This week, I’ve been thinking quite a lot about Instagram. And you probably have been, too, due to the large amount of buzz the photo-sharing app has been getting lately. These mentions across multiple online news channels aren’t for naught, however. Instagram has actually pushed out a number of updates in the form of new features. And they have been doing so concurrently with the expansion of their ad business, which raises questions about how the timing of the launches of these new features correlates with that expansion. In this blog post, I will outline those enhancements I find most noteworthy, provide my two cents on each and end with an assessment of how these changes relate to the expansion of Instagram’s ad business.
Horizontal and Vertical Posts

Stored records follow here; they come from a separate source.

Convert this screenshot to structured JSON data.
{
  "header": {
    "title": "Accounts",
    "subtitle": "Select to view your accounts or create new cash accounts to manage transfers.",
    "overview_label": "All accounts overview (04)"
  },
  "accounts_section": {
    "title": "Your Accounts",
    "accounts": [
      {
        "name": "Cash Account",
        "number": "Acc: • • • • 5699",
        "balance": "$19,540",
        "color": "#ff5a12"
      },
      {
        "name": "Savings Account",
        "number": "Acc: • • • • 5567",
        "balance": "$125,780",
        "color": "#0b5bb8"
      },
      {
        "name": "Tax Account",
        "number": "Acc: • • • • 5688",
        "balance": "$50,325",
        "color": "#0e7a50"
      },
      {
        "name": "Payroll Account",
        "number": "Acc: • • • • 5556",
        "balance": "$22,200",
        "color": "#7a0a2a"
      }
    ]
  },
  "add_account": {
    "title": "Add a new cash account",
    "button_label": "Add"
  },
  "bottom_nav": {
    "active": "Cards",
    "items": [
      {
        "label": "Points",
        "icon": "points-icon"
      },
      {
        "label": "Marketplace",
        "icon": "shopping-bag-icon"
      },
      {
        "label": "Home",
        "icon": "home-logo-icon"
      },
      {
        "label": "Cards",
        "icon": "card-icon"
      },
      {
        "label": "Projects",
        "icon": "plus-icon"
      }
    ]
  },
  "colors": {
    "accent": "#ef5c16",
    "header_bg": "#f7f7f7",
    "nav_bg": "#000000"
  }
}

AT LAST! The square photo format, once required, has been abandoned, thrown to the wolves and left behind. At least, that’s what we thought would happen. But if you scroll down through your feed, you’ll note that for the most part, ads continue to follow the square format of yesteryear, despite Instagram’s watershed moment. And much more disappointing is that your followers (yes, those people whose posts you like and whom you message from time to time) are not actually embracing the new change as often as you thought they would.
It’s as if we have gotten used to Instagram’s restrictions, complacent with its rigid structure and happy with what we had been graciously given: photo-editing tools that lacked the option of changing the orientation and size of our posts. For so long, we felt like we were in full control of how we displayed our Instagram content. And now that we have the complete package and the door to self-expression has widened just a little bit more, we aren’t using it!
Whether this is an issue relating to our familiarity with the square format or Instagram’s almost “parental” control is something I can’t quite put my finger on yet. It seems like everyone I follow, and of course I, too, still needs some time for adjusting. Maybe then we’ll feel comfortable abandoning InstaSize for the unfamiliar freedom of Instagram’s new image orientation feature.
This new feature was actually the one I was most enthusiastic about. For years, we have been tagging our friends in comments on posts we find particularly relevant to them or just plain funny. Scrolling down our feeds, we can see hundreds, even thousands of comments, each with a handle or two followed by a laugh-cry emoji. We shamelessly add to these threads ourselves, not thinking of the amount of notifications the photo’s owner will receive as a result of our thirst for (over)sharing. And so, pretty soon, the tendency to over-share via the act of tagging your friends in comments produces what I read as an aberration on content that actually hinders the natural flow of our feed intake.
This, of course, presented a problem to the team at Instagram, one that they “fixed” with a new option now placed below every post alongside the “like” and “comment” icons. The solution allows you to directly send posts to users without having to comment. Not only does this eliminate the necessity for, say, embarrassingly posting a flirtatious comment (along with a friend’s handle) on James Franco’s most recent selfie, but it also encourages conversation within Instagram’s newly developed direct messaging feature.
First of all, thank you Instagram for making emojis BIG AND BEAUTIFUL! Excuse my seemingly random excitement, but as a result of the expansion of Instagram’s direct messaging feature, we can now note each emoji’s unique characteristics. I mean… did you know that the rabbit has red eyes?
The optical trait of each emoji isn’t the only good thing worth noting about the newly embellished direct messaging feature. The main benefit is the ability to view direct messages as a continuous thread, rather than a series of comments to an image shared with multiple people. In other words, you can send a post from your feed to a friend, after which direct messaging becomes more like Facebook Messenger in the ways you interact with others: your messages are highlighted in blue while the others are gray, similar to iMessages on your iPhone and Mac. More than just an attempt at pushing Facebook Messenger out from its #1 spot as the most downloaded app, the newly expanded direct messaging feature has the effect of killing two birds with one stone. And I think that’s pretty rad of Instagram, considering Facebook’s already-established dominance in the social networking circuit.
These updates seem to be more of a late response to existing issues and concerns about Instagram’s user experience rather than expansions to boost its ad business development. However, I would argue that these recent developments in the app’s features are indeed Instagram’s attempt to look good to marketers and bring in business. This is to say that while Instagram has become more user-friendly, the app as a product has also become more marketable and attractive to marketers looking to spend money on advertisements. Ultimately, by smoothing out the interface’s quirks and boosting revenue, Instagram can cover the costs of product development while:
- Expanding its ad business.
- Making the app more user-friendly.
- Improving its brand’s online presence.
All in all, I consider this to be very successful marketing. Not bad, Instagram!
This post was written by current Renegade intern Sam Oriach. You can follow him on Twitter @samoriach.